A few weeks ago we celebrated a milestone moment in American sports history, the 50-year anniversary of the passage of Title IX. A federal civil rights law that has influenced so much around gender equality in education, arguably Title IX’s biggest impact was leveling the playing field for girls and women in sports.
The passage of the legislation had immediate impacts in Long Beach and across the country. The Moore League added girls’ sports for the first time shortly after it was passed in 1972, and girls’ teams were soon competing for CIF-SS championships and college scholarships.
The history of girls in sports extends far back beyond 1972 here, of course. Long Beach was settled in large part by Midwesterners in the late 19th century, many of whom left farms behind; farms where daughters were expected to do their share of chores, including physical labor.

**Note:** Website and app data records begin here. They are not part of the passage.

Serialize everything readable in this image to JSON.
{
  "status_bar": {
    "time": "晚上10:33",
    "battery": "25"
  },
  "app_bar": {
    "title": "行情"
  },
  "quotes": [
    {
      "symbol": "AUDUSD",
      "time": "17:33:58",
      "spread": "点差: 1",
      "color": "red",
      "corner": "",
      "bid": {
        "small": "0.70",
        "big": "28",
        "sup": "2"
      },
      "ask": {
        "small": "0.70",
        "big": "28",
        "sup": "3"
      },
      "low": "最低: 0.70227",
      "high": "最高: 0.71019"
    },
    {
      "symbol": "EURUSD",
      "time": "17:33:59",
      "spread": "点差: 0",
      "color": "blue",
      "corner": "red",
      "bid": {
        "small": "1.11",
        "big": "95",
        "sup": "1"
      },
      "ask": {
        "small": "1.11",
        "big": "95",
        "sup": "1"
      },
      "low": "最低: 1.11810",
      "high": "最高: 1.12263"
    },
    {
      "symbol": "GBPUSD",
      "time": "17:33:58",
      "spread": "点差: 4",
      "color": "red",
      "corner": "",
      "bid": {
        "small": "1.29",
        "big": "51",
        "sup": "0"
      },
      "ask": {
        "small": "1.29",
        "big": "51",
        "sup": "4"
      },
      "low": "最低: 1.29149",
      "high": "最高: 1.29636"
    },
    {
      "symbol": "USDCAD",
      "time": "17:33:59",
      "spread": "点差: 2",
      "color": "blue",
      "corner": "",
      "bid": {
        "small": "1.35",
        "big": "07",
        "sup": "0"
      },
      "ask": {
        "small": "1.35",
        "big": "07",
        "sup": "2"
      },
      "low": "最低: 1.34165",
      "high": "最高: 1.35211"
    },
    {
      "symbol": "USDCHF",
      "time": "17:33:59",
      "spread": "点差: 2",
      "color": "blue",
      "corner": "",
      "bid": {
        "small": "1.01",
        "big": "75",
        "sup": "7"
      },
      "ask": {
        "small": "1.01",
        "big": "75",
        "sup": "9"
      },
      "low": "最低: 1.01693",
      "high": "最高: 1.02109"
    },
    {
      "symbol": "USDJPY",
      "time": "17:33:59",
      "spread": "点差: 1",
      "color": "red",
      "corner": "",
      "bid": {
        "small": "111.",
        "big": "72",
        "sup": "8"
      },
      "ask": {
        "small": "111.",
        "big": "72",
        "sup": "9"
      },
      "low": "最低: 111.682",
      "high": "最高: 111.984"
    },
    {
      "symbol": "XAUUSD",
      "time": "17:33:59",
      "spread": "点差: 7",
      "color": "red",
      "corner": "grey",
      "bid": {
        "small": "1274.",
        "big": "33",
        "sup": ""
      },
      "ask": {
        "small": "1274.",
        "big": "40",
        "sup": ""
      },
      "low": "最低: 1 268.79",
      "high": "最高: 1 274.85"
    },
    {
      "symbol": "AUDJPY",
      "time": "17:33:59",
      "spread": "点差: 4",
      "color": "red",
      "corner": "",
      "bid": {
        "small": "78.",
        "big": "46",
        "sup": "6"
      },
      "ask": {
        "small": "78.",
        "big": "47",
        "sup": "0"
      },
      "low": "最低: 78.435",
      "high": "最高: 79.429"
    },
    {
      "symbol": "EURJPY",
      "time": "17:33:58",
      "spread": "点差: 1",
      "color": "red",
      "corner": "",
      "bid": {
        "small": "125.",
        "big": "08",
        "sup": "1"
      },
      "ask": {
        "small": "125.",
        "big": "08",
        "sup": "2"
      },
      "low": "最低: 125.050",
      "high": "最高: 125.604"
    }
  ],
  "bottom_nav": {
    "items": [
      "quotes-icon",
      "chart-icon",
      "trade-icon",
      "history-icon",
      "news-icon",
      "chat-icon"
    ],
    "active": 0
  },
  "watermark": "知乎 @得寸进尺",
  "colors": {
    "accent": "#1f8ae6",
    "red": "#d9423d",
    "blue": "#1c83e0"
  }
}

So it’s no surprise that in the early 1900s, Long Beach Poly (then Long Beach High) had a thriving girls’ sports programs. The Long Beach High girls’ basketball team must have been a sight to behold, with a 6-foot-6 center and a rapid-fire passing style that led them to wins over the Long Beach High boys’ team and even collegiate teams like USC. The Jackrabbit girls actually went 2-1 against USC in the 1900s and 1910s.
The creation of the CIF in 1913 was the worst thing that could have happened for girls’ athletes at the time. The organization may have had some Long Beachers involved in its creation (including Harry J. Moore, for whom the Moore League is named) but the CIF was founded without Long Beach’s “progressive” view of girls playing sports. As prep sports became formalized under the CIF’s structure, girls were left behind, and for 60 years the only girls’ sports were offered as PE classes, intramurals, or in other amateur competitions.
Local Long Beach legends suffered under the idiocy of the pre-Title IX world. Long Beach Olympic swimmer Suzie Atwood was competing for Team USA in the Olympics while still a student at Millikan High, where she had to take general physical education because girls weren’t allowed on a swim team. Her teacher had the gall to mark her “unexcused absent” while she was training with the national team, an injustice shared by other pioneers like Wilson rower Joan Van Blom, and Poly’s Billie Jean King.
Billie Jean became the posterchild for allowing girls and women opportunities thanks to her win over Bobby Riggs in the Battle of the Sexes, and she went up and down the halls of Congress knocking on doors to make sure Title IX was passed 50 years ago. It was a personal fight for Billie Jean, as it was for so many other women involved in the movement. A few years ago in an interview, she told me she still regrets not being able to win a Moore League championship in high school.
“All I wanted was to beat Wilson,” she said.
Fifty years later, the seeds planted by Billie Jean, Suzie, and Joan have born incredible harvests of athletic opportunity. Long Beach State and LBCC’s women’s programs flourished, with the LBSU women’s volleyball team bringing home national championships, and its women’s basketball team standing as one of the best in the nation in the 1970s.
Millions of dollars in college scholarships are earned every year by Long Beach high school girls, and the girls win more championships at the CIF Southern Section and CIF State level than the boys do.
The fight isn’t over, of course. Long Beach is lucky to still be filled with trailblazers, not just in the ranks of athletes, but more recently in the ranks of coaches as well. Longtime Millikan girls’ basketball coach Lorene Morgan has won 604 games with the Rams and coached a WNBA champion in Courtney Clements; only five women in California history have coached more girls’ basketball wins than Morgan.
Poly athletic director and track and field coach Crystal Irving has been a statewide trailblazer as one of California’s first-ever Black women to win a state title. Irving comes from a historic Long Beach family that was among the city’s first Black business owners, and befitting her inspirational athletic and coaching career, she was recently named the CIF State Coach of the Year for her service. It was a fitting full-circle moment seeing a Long Beach figure honored by the CIF a century after it served to stamp down girls’ sports in the city, and a half-century after Title IX’s passage began to undo that damage.
Irving is a Poly institution, but she said that she was inspired by those who came before her, like Billie Jean.
“I remember looking at that ‘Enter to Learn, Go Forth to Serve’ sign and thinking about her, wanting to be like her and to make an impact like her,” she said.
As long as girls and women are given an opportunity to compete, their impact will always be felt—in Long Beach, across the country, and around the world.